Mesalands Community College’s Dinosaur Museum opened in the spring of 2000. The museum is designed around the region’s rich heritage as one of the earth’s premier deposits of fossilized ancient life. At the opening the College began the only associate of Arts degree in Palaeontology in the United States and they also opened their foundry to making bronze casts of dinosaur skeletons. The museum holds the world’s largest collection of bronze skeletons, fossils and replicas of prehistoric creatures.

The museum is located in a building that was once a grocery store. The main exhibit hall houses replicated and original fossils, from tiny footprint casts to a 40-foot-long skeleton of a Torvosaurus, a rare carnivore that is related to Tyrannosaurus rex. Recently, the museum  has received donations to augment their collection – most recently, they received a collection of minerals and fossils from Howard Shanks.  A spacious, well-equipped paleontology/geology laboratory (with a large storage area for collections not on exhibit but available for study), a classroom and offices are also located the museum. A large observation window in the laboratory allows visitors to observe students and staff preparing specimens.

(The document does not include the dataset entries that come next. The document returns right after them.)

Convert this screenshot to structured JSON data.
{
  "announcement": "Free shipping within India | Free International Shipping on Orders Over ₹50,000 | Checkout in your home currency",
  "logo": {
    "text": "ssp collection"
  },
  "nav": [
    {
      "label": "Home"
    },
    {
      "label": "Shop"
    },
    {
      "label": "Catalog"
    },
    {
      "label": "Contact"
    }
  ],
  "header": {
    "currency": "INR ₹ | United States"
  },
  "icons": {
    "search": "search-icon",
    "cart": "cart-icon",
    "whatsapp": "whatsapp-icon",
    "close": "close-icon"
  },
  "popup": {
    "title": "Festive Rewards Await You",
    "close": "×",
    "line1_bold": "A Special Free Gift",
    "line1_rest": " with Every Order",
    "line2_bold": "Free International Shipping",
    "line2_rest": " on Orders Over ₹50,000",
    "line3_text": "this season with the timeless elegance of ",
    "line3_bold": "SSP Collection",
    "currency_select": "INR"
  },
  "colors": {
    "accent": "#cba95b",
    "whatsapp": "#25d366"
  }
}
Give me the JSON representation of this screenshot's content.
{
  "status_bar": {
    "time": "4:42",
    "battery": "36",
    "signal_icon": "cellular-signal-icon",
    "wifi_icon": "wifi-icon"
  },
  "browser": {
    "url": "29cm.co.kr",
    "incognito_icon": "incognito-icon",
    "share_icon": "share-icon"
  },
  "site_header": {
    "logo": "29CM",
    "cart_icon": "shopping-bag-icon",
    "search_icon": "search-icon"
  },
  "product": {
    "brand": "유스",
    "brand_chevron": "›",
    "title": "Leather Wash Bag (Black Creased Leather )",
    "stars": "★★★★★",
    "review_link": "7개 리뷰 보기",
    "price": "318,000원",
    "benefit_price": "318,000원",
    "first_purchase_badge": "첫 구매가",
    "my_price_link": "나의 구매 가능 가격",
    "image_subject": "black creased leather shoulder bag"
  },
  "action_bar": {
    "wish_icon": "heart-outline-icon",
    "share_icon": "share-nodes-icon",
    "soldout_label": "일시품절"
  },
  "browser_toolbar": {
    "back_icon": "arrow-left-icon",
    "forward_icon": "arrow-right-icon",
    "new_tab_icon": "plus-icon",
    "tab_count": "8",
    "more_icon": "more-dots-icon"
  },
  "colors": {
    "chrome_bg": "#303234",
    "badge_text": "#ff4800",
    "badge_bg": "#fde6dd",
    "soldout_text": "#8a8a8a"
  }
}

Since 2005, its students have discovered four new dinosaur species within 23 miles of Tucumcari; you can see these displayed at the museum. Every summer, one-week field courses are offered to the public (these can be customized for special-interest groups). School tours can be scheduled throughout the year. There is also a children’s area, “Kid’s Digs,” where Bootz, the rodeo dinosaur, lives and can be ridden as part of the children’s play.

The museum’s gift shop sells scientific and educational books, rocks and minerals, fossils, clothing, games, teaching aids, gift items and souvenirs and more.

 

Address: 222 East Laughlin Street, Tucumcari, NM 88401
Phone: 575-461-3466
Hours: Winter (Labor Day through February): Tuesday through Saturday, 12:00 pm to 5:00 p.m. Summer (March through Labor Day): Tuesday through Saturday, 10:00 am – 6:00 pm (Closed Thanksgiving, Christmas and New Year’s Day.)
Website: http://www.mesalands.edu/community/dinosaur-museum/
Admission: Adults, $6.50. Children 5 to 11, $4.00. Children under 5, free. Seniors 65 and over, $5.50.

Herzstein Memorial Museum

The town of Clayton was established in 1887 as a railroad stop. It started as a tent town with three saloons, a livery stable, two small hotels of sorts and a general store. Clayton was a waypoint for trade caravans and homesteaders traveling on the Cimarron Cutoff of the Santa Fe Trail. The first train arrived March 20, 1888, on newly laid tracks. The town became a livestock-shipping center for herds from the Pecos River and the Texas Panhandle.

Herzstein Museum, ClaytonThe Herzstein Memorial Museum is run by the Union County Historical Society. The museum seeks to preserve the history of the city of Clayton and Union County. Named for the pioneering merchant family of Albert Herzstein, the museum is housed in a former Methodist Episcopal Church with a history of its own: The building also once served as a local community center with basketball courts, it housed the public library, and was the venue for many community gatherings. The Historical Society acquired the building in 1972. The museum opened the following year. Continue reading